# Limit on a five term polynomial

it has been two years since I have taken or used calculus, and I am having some trouble with factoring a polynomial in order to take a limit on it. I have searched for previous similar questions here, but I have been unable to find anything helpful. Here is my problem:

I have: \begin{equation} \lim_{x \to\ 1}\frac{{x^4+3x^3-13x^2-27x+36}}{x^2+3x-4} \end{equation}

So, how do I approach this? When I try long division, I end up with a remainder, e.g.:

\begin{equation} _{x \to\ 4}\frac{{x^4+3x^3-13x^2-27x+36}}{x^2+3x-4} = (x+3)(x+3)+\frac{{24x+72}}{(x+1)(x-4)} \end{equation}

Plugging in the limit to what I came up with via long division just yields an undefined result, so I'm obviously doing something wrong.

If anyone can help, I would really appreciate it!

Thanks!

• There was an arithmetical error in the long division. If done correctly we get quotient $x^2-9$ and remainder $0$. – André Nicolas Jan 31 '16 at 4:30

Since the numerator is non-zero when $x = 4$, the limit does not exist.
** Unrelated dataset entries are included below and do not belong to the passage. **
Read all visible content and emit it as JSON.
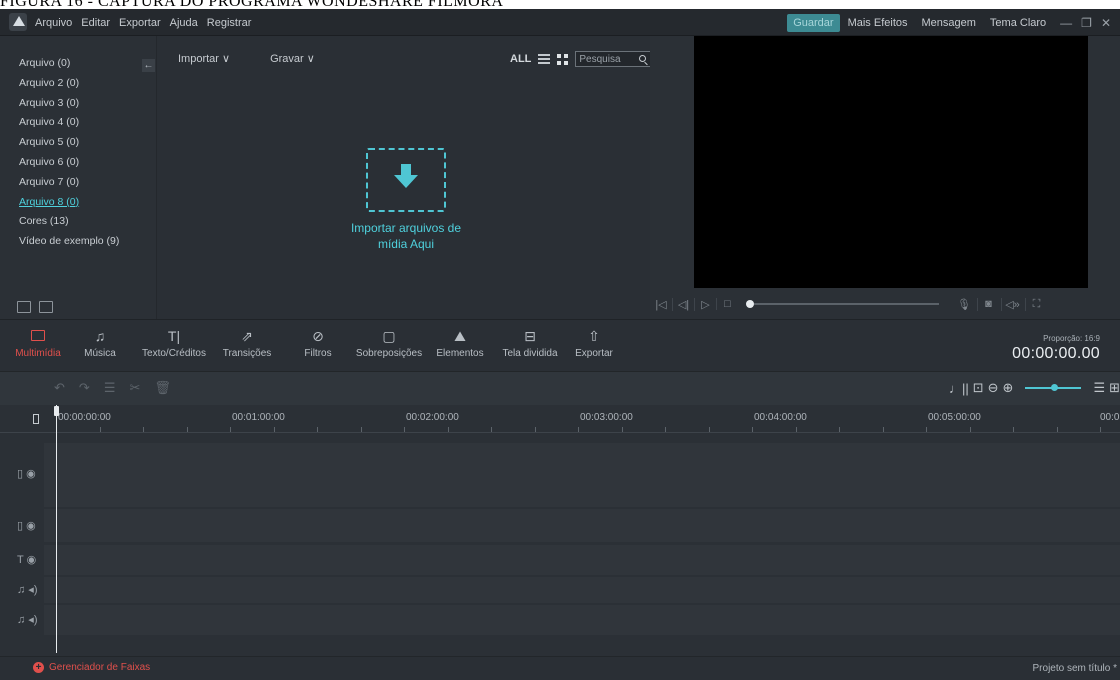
{
  "caption": "FIGURA 16 - CAPTURA DO PROGRAMA WONDESHARE FILMORA",
  "menu": [
    "Arquivo",
    "Editar",
    "Exportar",
    "Ajuda",
    "Registrar"
  ],
  "top_right": {
    "save": "Guardar",
    "links": [
      "Mais Efeitos",
      "Mensagem",
      "Tema Claro"
    ]
  },
  "library": {
    "items": [
      "Arquivo (0)",
      "Arquivo 2 (0)",
      "Arquivo 3 (0)",
      "Arquivo 4 (0)",
      "Arquivo 5 (0)",
      "Arquivo 6 (0)",
      "Arquivo 7 (0)",
      "Arquivo 8 (0)",
      "Cores (13)",
      "Vídeo de exemplo (9)"
    ],
    "active_index": 7
  },
  "media": {
    "import_label": "Importar ∨",
    "record_label": "Gravar ∨",
    "all_label": "ALL",
    "search_placeholder": "Pesquisa",
    "drop_text_line1": "Importar arquivos de",
    "drop_text_line2": "mídia Aqui"
  },
  "tools": {
    "items": [
      "Multimídia",
      "Música",
      "Texto/Créditos",
      "Transições",
      "Filtros",
      "Sobreposições",
      "Elementos",
      "Tela dividida",
      "Exportar"
    ],
    "ratio": "Proporção: 16:9",
    "timecode": "00:00:00.00"
  },
  "ruler": {
    "labels": [
      "00:00:00:00",
      "00:01:00:00",
      "00:02:00:00",
      "00:03:00:00",
      "00:04:00:00",
      "00:05:00:00",
      "00:0"
    ]
  },
  "footer": {
    "track_manager": "Gerenciador de Faixas",
    "project": "Projeto sem título *"
  },
  "colors": {
    "accent": "#4fc6d3",
    "active_red": "#e0504c",
    "save_button": "#3d8b93"
  }
}
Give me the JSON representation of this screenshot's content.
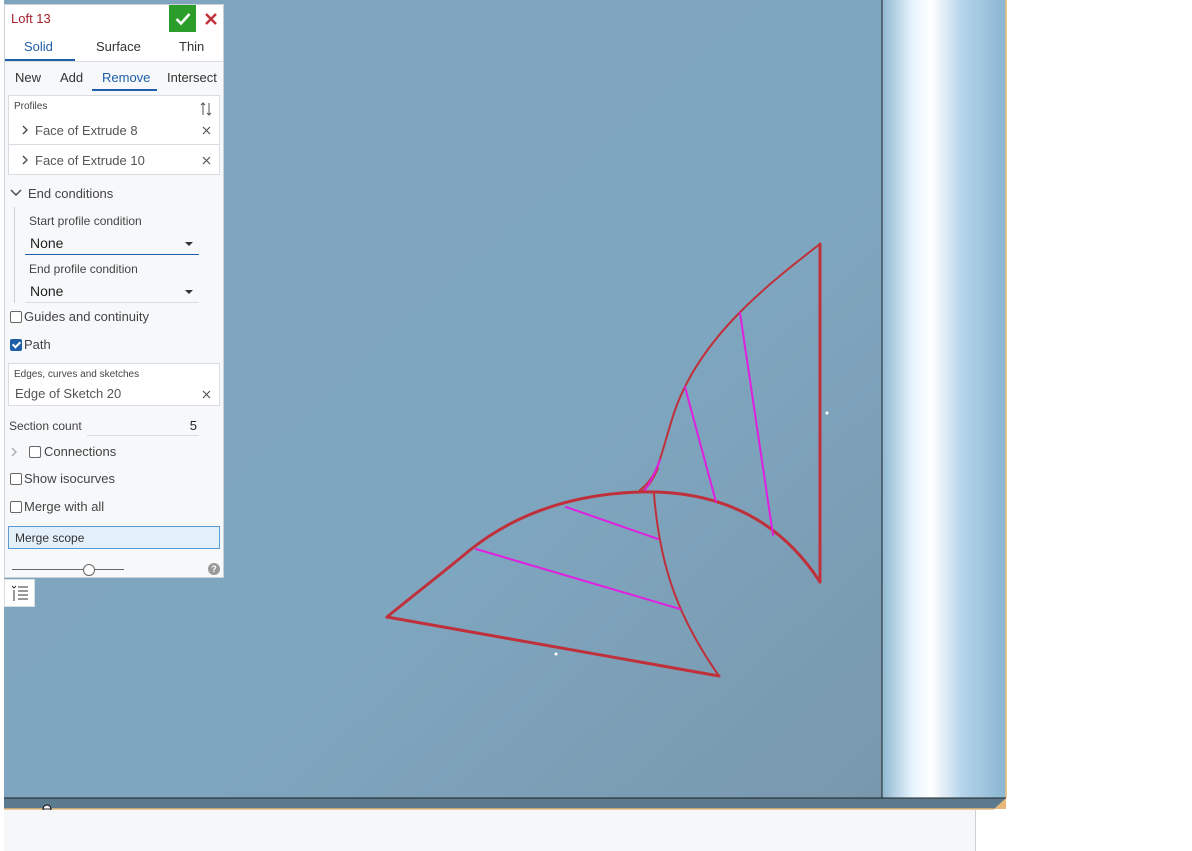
{
  "dialog": {
    "title": "Loft 13",
    "tabs": [
      "Solid",
      "Surface",
      "Thin"
    ],
    "operations": [
      "New",
      "Add",
      "Remove",
      "Intersect"
    ],
    "profiles_label": "Profiles",
    "profiles": [
      "Face of Extrude 8",
      "Face of Extrude 10"
    ],
    "end_conditions": "End conditions",
    "start_profile_condition": "Start profile condition",
    "start_value": "None",
    "end_profile_condition": "End profile condition",
    "end_value": "None",
    "guides": "Guides and continuity",
    "path": "Path",
    "edges_label": "Edges, curves and sketches",
    "edge_item": "Edge of Sketch 20",
    "section_count_label": "Section count",
    "section_count": "5",
    "connections": "Connections",
    "show_isocurves": "Show isocurves",
    "merge_with_all": "Merge with all",
    "merge_scope": "Merge scope",
    "help": "?"
  },
  "icons": {
    "ok": "check-icon",
    "cancel": "close-icon",
    "reorder": "reorder-icon",
    "list": "list-icon"
  },
  "colors": {
    "title": "#a5212a",
    "accent": "#1f5fa8",
    "ok": "#2a9d2a",
    "edge": "#c0303a",
    "isocurve": "#e020e0",
    "background": "#7fa6c0"
  }
}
We can write the rational function as
$$R(x) \cdot \frac{1}{x - 4}$$
where $R(4) \ne 0$ (and $R$ is continuous on a neighborhood of $4$). But since
$$\lim_{x \to 4} \frac{1}{x - 4}$$ does not exist, your limit does not exist.